For the Guardian, he named his top ten father and son stories. One book on the list:
The Road by Cormac McCarthyRead about the other entries on the list.
My son thinks I'm a total wimp as I can only watch things like The Walking Dead and 28 Days Later from between my fingers, especially if any children are in danger. So you can imagine just how difficult I found The Road, Cormac McCarthy's vision of a devastated, post-apocalyptic future in which a father is utterly determined to save his nine-year-old son from a fate much worse than anything Tiny Tim might encounter, the options being starvation or ending up as kebabs for some particularly nasty cannibals. The writing is extraordinary, and although it's clearly a fable, the characters are so clearly drawn they stay with you long after you finish the book. I've got the DVD of the film version, and one of these days I'll get around to watching it. But not just yet.

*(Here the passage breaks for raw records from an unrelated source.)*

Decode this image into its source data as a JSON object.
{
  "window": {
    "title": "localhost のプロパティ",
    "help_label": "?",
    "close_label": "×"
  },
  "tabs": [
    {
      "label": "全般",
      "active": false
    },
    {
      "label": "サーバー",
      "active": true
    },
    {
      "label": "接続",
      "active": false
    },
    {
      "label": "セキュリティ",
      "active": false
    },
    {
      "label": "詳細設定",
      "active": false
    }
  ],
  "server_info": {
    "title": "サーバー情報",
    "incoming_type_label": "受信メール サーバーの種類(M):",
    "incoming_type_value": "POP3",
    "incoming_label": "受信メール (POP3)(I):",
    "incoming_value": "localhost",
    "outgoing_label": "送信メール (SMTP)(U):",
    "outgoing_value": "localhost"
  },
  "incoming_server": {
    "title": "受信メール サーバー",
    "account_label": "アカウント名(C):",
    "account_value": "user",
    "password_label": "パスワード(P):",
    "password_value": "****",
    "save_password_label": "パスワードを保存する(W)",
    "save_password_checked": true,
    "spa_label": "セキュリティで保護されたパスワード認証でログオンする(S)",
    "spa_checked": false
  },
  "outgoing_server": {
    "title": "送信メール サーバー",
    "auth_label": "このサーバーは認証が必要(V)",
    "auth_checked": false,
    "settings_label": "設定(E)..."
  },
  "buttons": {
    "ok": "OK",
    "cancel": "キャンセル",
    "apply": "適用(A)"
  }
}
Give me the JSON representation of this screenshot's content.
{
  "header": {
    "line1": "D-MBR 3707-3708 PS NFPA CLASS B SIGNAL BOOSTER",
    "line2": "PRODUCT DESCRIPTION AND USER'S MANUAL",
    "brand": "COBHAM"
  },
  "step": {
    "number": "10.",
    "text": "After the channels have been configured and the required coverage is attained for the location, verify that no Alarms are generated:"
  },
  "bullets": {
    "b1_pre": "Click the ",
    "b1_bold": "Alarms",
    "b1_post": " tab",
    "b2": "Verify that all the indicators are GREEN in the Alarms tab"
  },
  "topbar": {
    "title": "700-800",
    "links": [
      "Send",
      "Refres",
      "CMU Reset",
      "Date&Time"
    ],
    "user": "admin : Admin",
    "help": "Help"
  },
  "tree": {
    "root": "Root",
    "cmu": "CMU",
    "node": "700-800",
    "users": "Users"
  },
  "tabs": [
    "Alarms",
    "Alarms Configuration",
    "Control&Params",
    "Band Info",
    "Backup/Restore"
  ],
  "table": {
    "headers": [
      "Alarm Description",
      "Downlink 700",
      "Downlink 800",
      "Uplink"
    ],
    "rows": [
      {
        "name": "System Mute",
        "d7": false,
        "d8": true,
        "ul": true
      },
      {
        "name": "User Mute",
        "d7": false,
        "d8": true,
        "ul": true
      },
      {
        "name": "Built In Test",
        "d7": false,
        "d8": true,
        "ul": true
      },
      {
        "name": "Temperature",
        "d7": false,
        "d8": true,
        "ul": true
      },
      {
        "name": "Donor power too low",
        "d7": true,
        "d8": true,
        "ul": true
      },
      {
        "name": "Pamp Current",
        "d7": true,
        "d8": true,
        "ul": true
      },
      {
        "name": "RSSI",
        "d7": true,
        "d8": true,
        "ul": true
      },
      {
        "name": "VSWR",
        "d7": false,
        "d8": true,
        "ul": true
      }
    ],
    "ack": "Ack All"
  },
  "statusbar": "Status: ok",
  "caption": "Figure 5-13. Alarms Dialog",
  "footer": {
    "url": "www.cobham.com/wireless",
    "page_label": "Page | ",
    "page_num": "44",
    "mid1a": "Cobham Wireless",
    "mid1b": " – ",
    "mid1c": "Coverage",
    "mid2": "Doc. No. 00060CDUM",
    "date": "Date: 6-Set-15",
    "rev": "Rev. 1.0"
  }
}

The Road appears on Ramin Karimloo's six favorite books list, Jon Krakauer's five best list of books about mortality and existential angst, William Skidelsky's list of the top ten most vivid accounts of being marooned in literature, Liz Jensen's top 10 list of environmental disaster stories, the Guardian's list of books to change the climate, David Nicholls' top ten list of literary tear jerkers, and the Times (of London) list of the 100 best books of the decade. Sam Anderson of New York magazine claims "that we'll still be talking about [The Road] in ten years."